Since moving to the three-bedroom house in August 2020 with her husband of four years, Ian Patterson, 73, the poet and widower of the author Jenny Diski, who died of cancer in 2016, Laing has set about refreshing the garden (her next book will be a historical consideration of gardens as places of refuge). For a while, she just watched; having dropped out of college years ago to become an environmental activist and later a medical herbalist, she has always considered botany — like criticism — mostly an exercise in observation, a “green thread that has run through my life.”
But then came the labor, as compelling to her as the contemplation. She pulled out nettles and pried ivy off exterior walls with a screwdriver (“Like editing,” she jokes). East Anglia, the region with the country’s lowest average rainfall, is home to flora like corn chamomile, cordgrass and rolling heather but is also burdened with dry, sandy soil. To be productive, it demands a steady diet of compost and barnyard manure.

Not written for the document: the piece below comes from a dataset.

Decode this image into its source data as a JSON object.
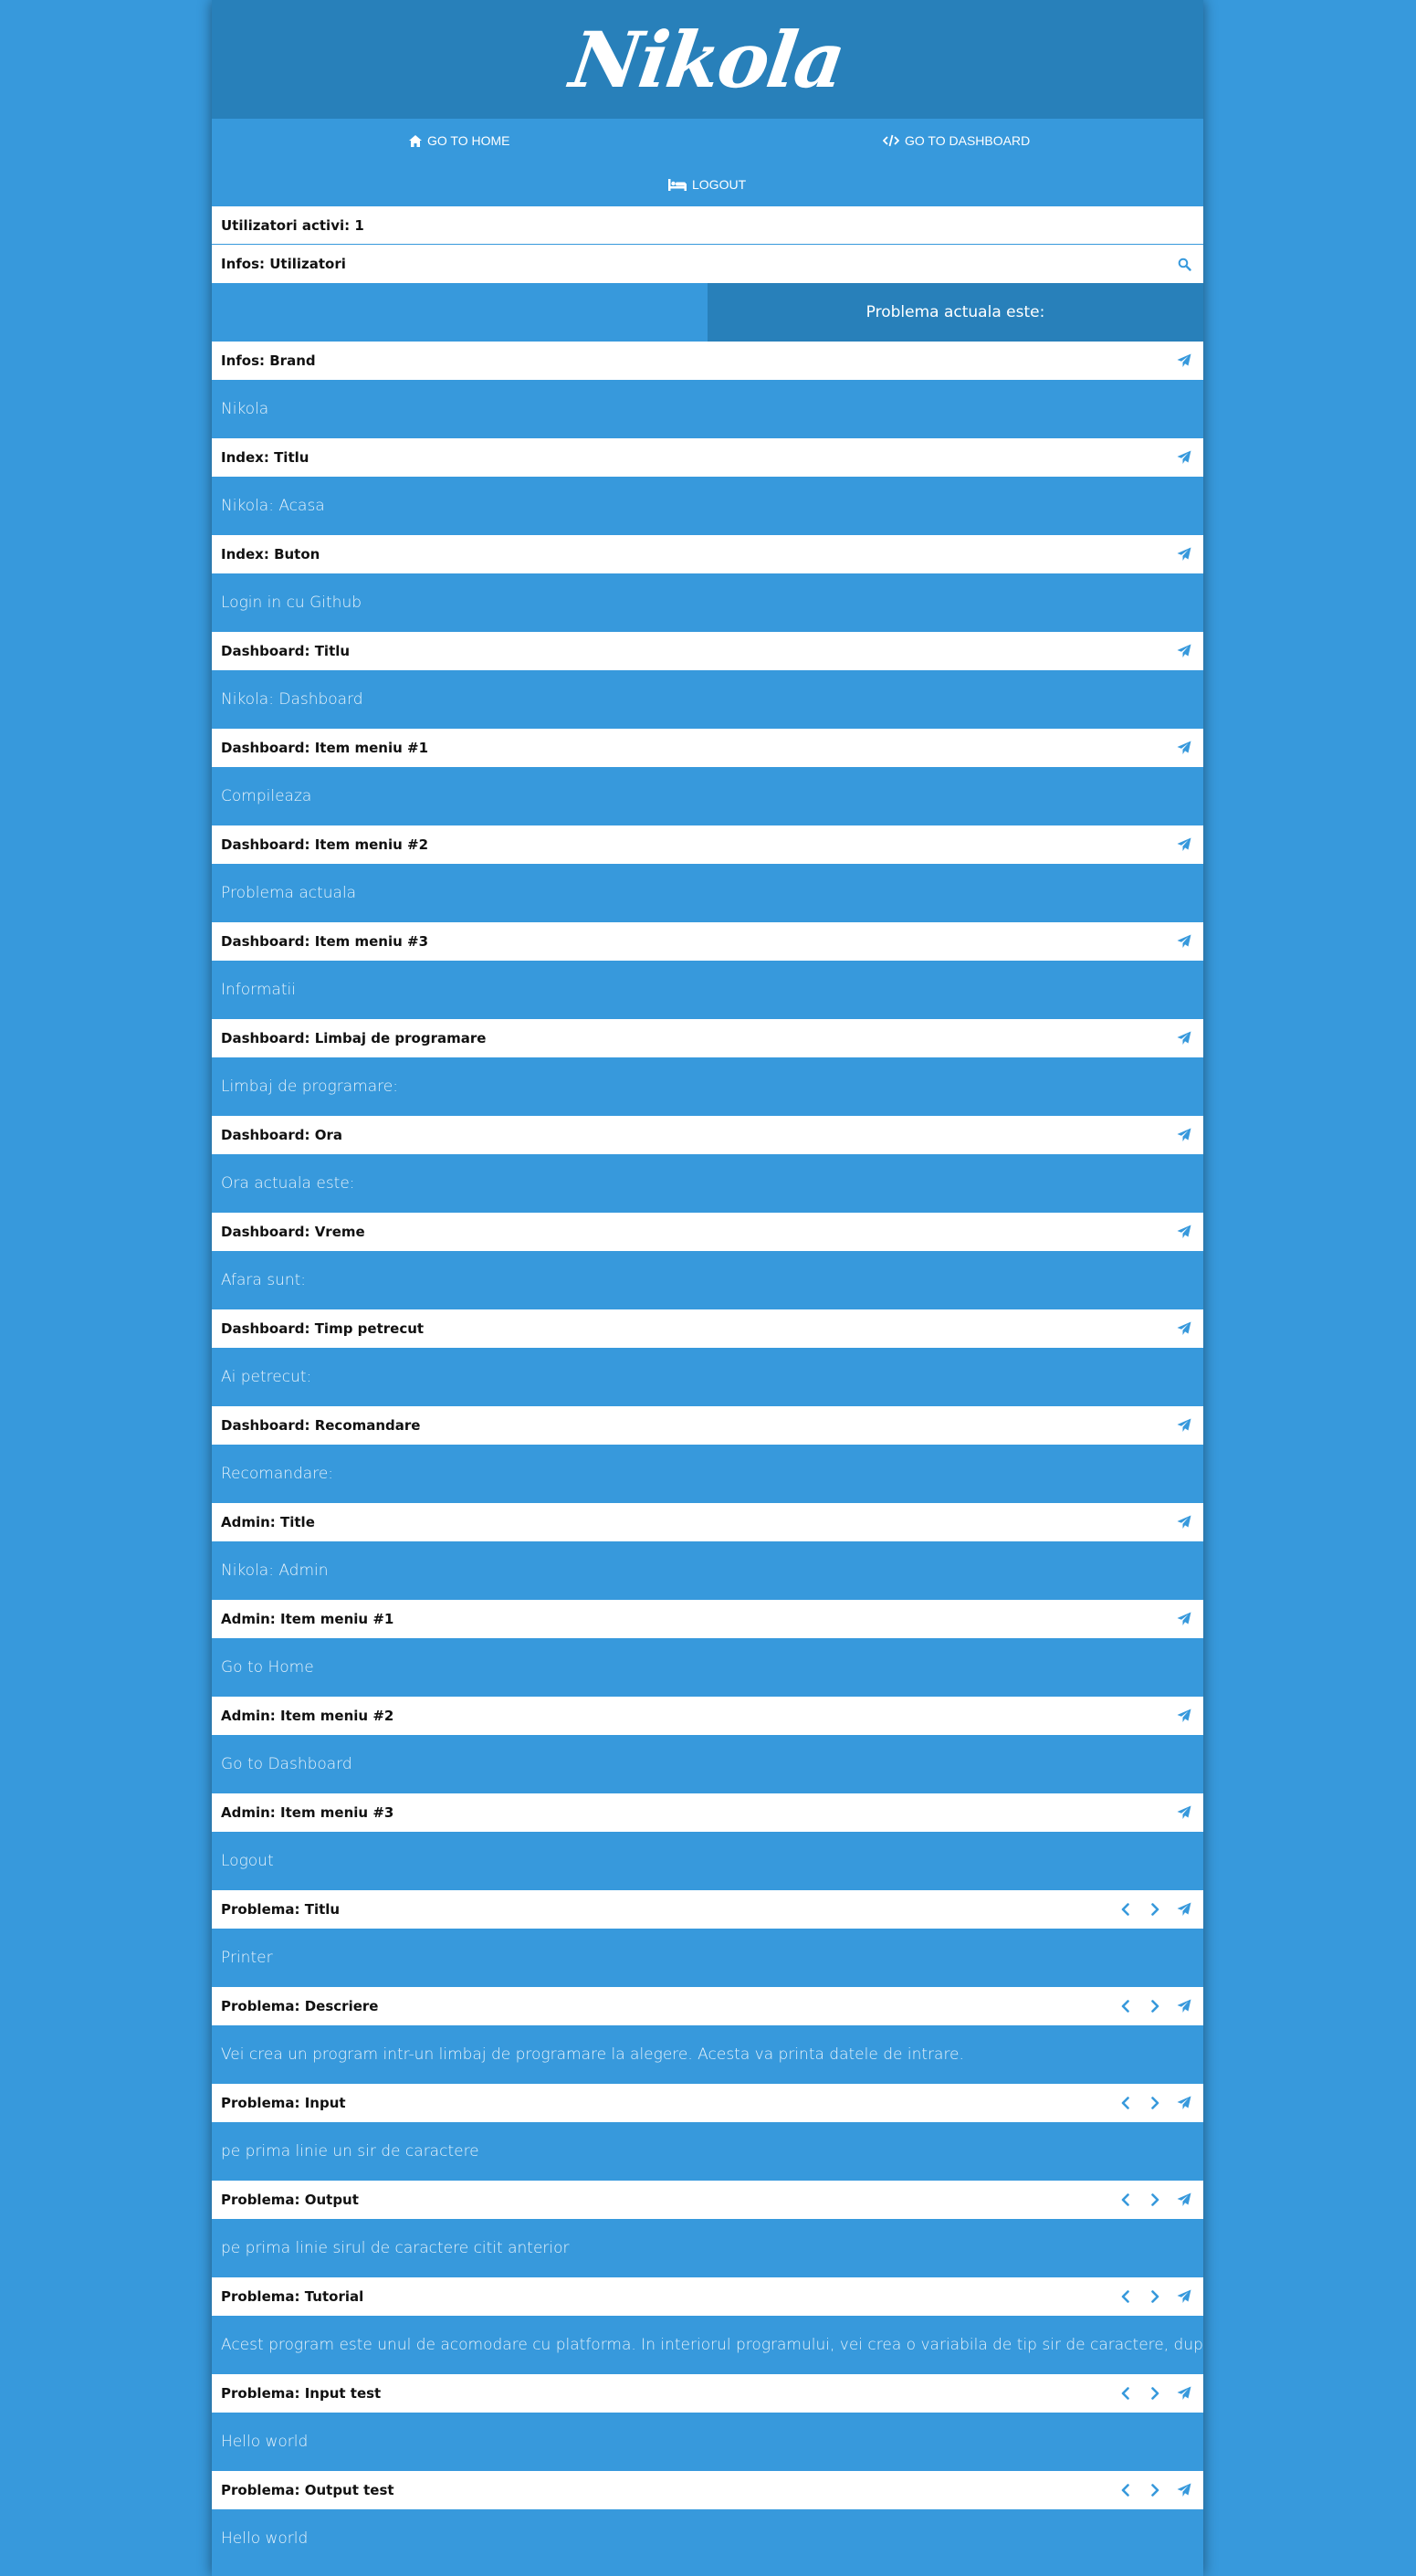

To restore color and structure to the landscape, Laing established hundreds of new plants. In a meadow-style array with plum and apple trees, blue camassias mingle with pink-and-white Lady Jane tulips and bell-shaped, purple-and-white-checkered snake’s head fritillaria. The cottage borders on the front of the house are now planted with Rembrandt tulips, cosmos Dazzler, cranesbills, crocosmias and foxgloves — “a riot of color and exuberance” for passers-by, she says. Behind the house, heleniums, Salvia Amistad and dahlias bring late summer color to the yew border. And while the late-18th-century heritage-listed walls that enclose the garden can’t be altered, by next year, the 1890s coach house in a far corner of the property shaded by a huge viburnum will become a library for Patterson’s 15,000 books. Next to it, in a neglected section formerly known as the white garden, which Rumary dedicated exclusively to pale flowers — likely inspired by a similarly monochromatic one at Sissinghurst — Laing will plant quince and crab apple trees, irises and tree peonies.
But even with such enhancements, the house and its garden will remain largely as Rumary and the centuries shaped it — simultaneously paradise and refuge — and enlivened by the spirit of Jarman. The Victorian dovecote in the eaves of the coach house may even remain home to the family of jackdaws now living there. “This place has got that half-asleep feeling,” Laing says. “That’s really what I wanted.”